- **Goal of the exercise**
What you return must be every line below that includes the word "rows".

- **The records**
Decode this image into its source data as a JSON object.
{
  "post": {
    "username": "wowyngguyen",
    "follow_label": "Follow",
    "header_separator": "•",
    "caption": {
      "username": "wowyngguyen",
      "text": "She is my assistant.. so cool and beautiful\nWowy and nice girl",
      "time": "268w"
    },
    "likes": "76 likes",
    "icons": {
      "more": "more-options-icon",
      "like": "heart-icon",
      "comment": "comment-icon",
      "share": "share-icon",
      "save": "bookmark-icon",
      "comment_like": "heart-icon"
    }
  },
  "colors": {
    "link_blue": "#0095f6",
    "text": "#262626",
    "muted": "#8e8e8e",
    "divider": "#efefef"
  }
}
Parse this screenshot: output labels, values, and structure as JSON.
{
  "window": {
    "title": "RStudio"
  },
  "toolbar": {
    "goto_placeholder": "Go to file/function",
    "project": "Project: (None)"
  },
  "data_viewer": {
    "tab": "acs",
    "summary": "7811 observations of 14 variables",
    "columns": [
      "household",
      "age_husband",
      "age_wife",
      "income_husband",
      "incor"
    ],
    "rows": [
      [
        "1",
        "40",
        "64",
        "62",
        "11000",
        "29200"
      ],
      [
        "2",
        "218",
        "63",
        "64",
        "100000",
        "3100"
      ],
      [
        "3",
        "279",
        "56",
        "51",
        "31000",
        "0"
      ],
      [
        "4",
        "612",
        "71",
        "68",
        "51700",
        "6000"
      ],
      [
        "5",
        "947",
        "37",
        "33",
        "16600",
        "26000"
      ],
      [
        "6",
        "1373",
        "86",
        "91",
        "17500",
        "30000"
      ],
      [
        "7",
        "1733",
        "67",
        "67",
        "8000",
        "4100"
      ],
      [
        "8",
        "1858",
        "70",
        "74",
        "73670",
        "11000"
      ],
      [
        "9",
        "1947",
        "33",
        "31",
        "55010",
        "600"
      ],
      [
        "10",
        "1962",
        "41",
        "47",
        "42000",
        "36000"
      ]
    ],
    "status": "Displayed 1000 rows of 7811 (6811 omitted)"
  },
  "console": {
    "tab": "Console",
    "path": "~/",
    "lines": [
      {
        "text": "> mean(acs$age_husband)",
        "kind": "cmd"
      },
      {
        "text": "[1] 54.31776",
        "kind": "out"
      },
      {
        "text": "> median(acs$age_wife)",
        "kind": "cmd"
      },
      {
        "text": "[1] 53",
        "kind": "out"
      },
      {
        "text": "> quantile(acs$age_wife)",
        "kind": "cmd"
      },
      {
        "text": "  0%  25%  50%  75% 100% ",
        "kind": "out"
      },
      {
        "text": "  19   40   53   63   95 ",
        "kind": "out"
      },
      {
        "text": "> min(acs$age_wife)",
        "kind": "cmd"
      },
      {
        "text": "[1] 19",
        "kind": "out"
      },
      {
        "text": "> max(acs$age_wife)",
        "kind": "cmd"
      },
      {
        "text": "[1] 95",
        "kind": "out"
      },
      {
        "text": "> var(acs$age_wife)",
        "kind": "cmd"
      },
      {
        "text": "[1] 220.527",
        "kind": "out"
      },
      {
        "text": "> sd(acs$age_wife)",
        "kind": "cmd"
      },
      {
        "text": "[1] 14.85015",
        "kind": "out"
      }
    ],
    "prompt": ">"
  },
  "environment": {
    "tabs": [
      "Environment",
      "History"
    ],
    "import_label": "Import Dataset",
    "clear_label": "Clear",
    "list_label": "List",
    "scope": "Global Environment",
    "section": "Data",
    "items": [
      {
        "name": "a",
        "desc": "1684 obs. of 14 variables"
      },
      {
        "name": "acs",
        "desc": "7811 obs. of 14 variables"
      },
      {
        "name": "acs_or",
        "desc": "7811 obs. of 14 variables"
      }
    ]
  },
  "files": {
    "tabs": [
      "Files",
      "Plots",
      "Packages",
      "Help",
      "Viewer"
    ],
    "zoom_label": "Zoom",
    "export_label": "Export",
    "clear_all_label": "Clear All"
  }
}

- **Completed exercise**
    "rows": [
    "status": "Displayed 1000 rows of 7811 (6811 omitted)"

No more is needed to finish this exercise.